So the courgette thing has been getting difficult, especially as I have to grate them into oblivion before hiding them in any foodstuffs destined for the twinnage’s plates as courgettes aren’t on my sons’ Official Approved Vegetable List. I don’t feel too guilty about this subterfuge: a friend used to do it to her 30-something veg-averse partner, too, after which he started looking healthier and got himself an allotment.
But then I came across a courgette CAKE recipe of such deliciousness that the poor courgette plants can’t keep pace with demand. I’ve made courgette cakes before: there’s a delicious chocolatey one in the original (and sadly out-of-print) Green and Blacks chocolate cookbook. The one I’m going to tell you about started out as a courgette-and-orange cake, but in my kitchen, it’s gradually morphed into a courgette, lemon, and poppyseed cake. And it rocks. 🙂 Also, it’s very very easy. And I’m happy to tell you how I made it.
The original recipe is here. I didn’t make the icing, though, mostly because as a cheese-phobic, I wasn’t going anywhere near that culinary abomination. Anyway, the cake tastes fabulous without any icing.
So here, with respectful acknowledgement of the original recipe in the link above, is the modified (and slightly simpler, cheaty, look-guys-I-haven’t-got-time-to-faff) Twisted Yarn version: COURGETTE, LEMON, AND POPPY SEED LOAF.
- 350g courgettes, the smaller the better
- Rind of approximately a quarter of a lemon
- 200g soft brown sugar
- 125 ml vegetable oil
- 3 large eggs, beaten (although as you can see from one of the photos below, I’m sometimes a little lazy about pre-beating the eggs)
- 100g raisins
- 300g self-raising flour
- 1 teaspoon of baking powder
- 1 tablespoon of poppy seeds
Set oven to 180°C/350°F, or 160°C/325°F fan oven, or gas mark 4.

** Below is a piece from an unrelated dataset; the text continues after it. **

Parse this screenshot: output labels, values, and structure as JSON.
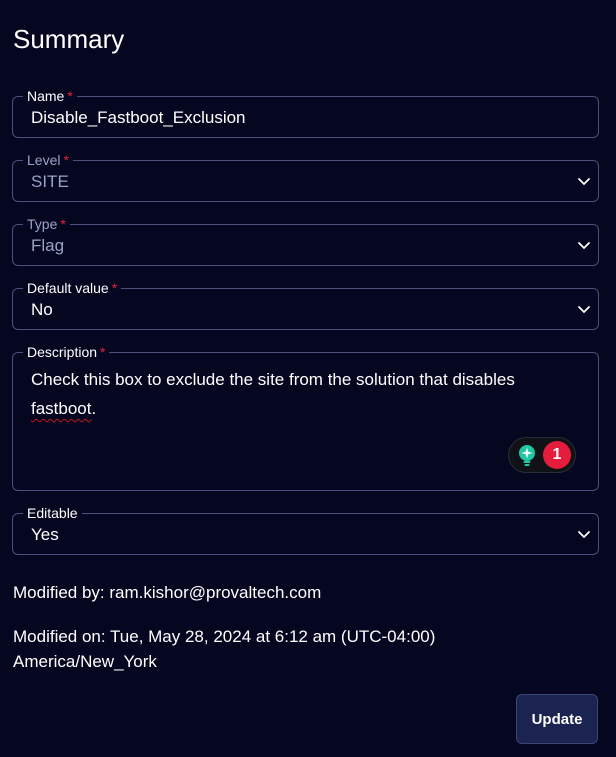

Grease and line a one-pound loaf tin.
Prepare the courgettes and lemon rind. I used a little gadget that’s known in this house as a ‘whizzer’ to mix both together and pulverize them into mushy oblivion. (See pic higher up this post.) But an alternative is to grate the courgette and lemon rind.

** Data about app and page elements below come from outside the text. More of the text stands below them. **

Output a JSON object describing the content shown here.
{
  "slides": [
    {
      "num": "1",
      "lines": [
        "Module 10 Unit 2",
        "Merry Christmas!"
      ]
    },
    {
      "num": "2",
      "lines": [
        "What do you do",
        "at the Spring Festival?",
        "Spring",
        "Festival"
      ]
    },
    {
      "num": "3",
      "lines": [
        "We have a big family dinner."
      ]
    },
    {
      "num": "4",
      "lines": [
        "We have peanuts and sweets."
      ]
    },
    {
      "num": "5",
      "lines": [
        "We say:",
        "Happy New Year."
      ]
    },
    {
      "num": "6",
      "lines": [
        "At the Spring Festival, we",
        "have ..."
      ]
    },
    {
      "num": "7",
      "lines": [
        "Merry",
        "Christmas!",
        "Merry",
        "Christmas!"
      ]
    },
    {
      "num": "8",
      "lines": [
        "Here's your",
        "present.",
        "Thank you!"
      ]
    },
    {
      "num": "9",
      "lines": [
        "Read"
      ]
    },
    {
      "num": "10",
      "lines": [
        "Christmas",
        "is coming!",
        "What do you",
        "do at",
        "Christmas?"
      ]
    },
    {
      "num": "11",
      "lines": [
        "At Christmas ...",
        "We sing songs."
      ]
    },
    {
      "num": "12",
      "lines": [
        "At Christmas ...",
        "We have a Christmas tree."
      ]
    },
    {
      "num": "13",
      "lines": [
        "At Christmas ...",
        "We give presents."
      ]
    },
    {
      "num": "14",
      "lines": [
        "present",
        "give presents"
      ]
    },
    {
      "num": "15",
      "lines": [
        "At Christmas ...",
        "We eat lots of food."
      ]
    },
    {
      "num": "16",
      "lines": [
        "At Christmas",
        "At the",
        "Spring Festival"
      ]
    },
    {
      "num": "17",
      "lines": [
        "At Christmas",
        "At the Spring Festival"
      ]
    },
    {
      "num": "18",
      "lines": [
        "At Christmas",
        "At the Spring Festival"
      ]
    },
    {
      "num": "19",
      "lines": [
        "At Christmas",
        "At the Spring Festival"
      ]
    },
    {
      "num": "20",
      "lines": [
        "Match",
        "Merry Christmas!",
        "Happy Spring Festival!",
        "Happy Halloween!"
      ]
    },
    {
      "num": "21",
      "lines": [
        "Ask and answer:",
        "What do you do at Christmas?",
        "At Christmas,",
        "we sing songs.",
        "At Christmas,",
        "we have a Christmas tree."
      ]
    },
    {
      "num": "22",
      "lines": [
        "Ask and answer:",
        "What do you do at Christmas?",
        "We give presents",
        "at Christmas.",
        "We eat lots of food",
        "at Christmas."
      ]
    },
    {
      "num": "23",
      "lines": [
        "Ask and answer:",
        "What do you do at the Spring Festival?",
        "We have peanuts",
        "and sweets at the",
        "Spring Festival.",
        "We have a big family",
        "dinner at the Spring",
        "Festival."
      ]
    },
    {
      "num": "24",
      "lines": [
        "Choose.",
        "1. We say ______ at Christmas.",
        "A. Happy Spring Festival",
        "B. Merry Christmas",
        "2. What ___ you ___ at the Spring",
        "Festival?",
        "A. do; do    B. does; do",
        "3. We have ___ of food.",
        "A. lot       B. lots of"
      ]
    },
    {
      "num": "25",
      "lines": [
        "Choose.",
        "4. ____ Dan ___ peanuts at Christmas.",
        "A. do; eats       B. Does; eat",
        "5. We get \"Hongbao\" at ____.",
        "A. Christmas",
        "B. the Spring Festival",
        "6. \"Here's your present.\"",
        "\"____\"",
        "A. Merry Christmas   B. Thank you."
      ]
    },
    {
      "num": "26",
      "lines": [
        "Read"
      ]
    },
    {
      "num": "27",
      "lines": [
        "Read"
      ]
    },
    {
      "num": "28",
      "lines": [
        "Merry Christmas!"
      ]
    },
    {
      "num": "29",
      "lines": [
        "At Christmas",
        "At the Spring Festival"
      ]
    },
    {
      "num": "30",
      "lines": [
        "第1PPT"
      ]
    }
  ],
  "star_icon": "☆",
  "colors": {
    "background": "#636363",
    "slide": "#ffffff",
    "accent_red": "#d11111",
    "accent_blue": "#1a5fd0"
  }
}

Place all ingredients in a bowl and beat for approx two minutes or until your arm aches a little bit but not unbearably.
Pour mixture into tin and place in centre of oven.
Bake for 50 minutes, or until a skewer inserted into the middle comes out clean.

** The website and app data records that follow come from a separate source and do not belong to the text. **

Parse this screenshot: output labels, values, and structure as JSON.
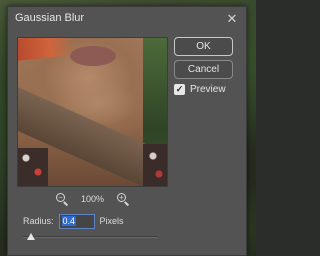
{
  "dialog": {
    "title": "Gaussian Blur",
    "close_glyph": "✕"
  },
  "buttons": {
    "ok_label": "OK",
    "cancel_label": "Cancel"
  },
  "preview_toggle": {
    "label": "Preview",
    "checked": true,
    "check_glyph": "✓"
  },
  "zoom": {
    "out_icon": "zoom-out-icon",
    "in_icon": "zoom-in-icon",
    "out_sign": "−",
    "in_sign": "+",
    "level": "100%"
  },
  "radius": {
    "label": "Radius:",
    "value": "0.4",
    "unit": "Pixels",
    "slider_fraction": 0.06
  },
  "colors": {
    "dialog_bg": "#535353",
    "selection": "#2f6ad0"
  }
}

Remove from tin after a few minutes and leave on a rack to cool. Or you could just munch the lot: I won’t tell. 😉
Oh, and in case you’re wondering, this delicacy goes very well with green tea and knitting. Or crochet. I know, because I’ve tested extensively.
Now, onto the next glut…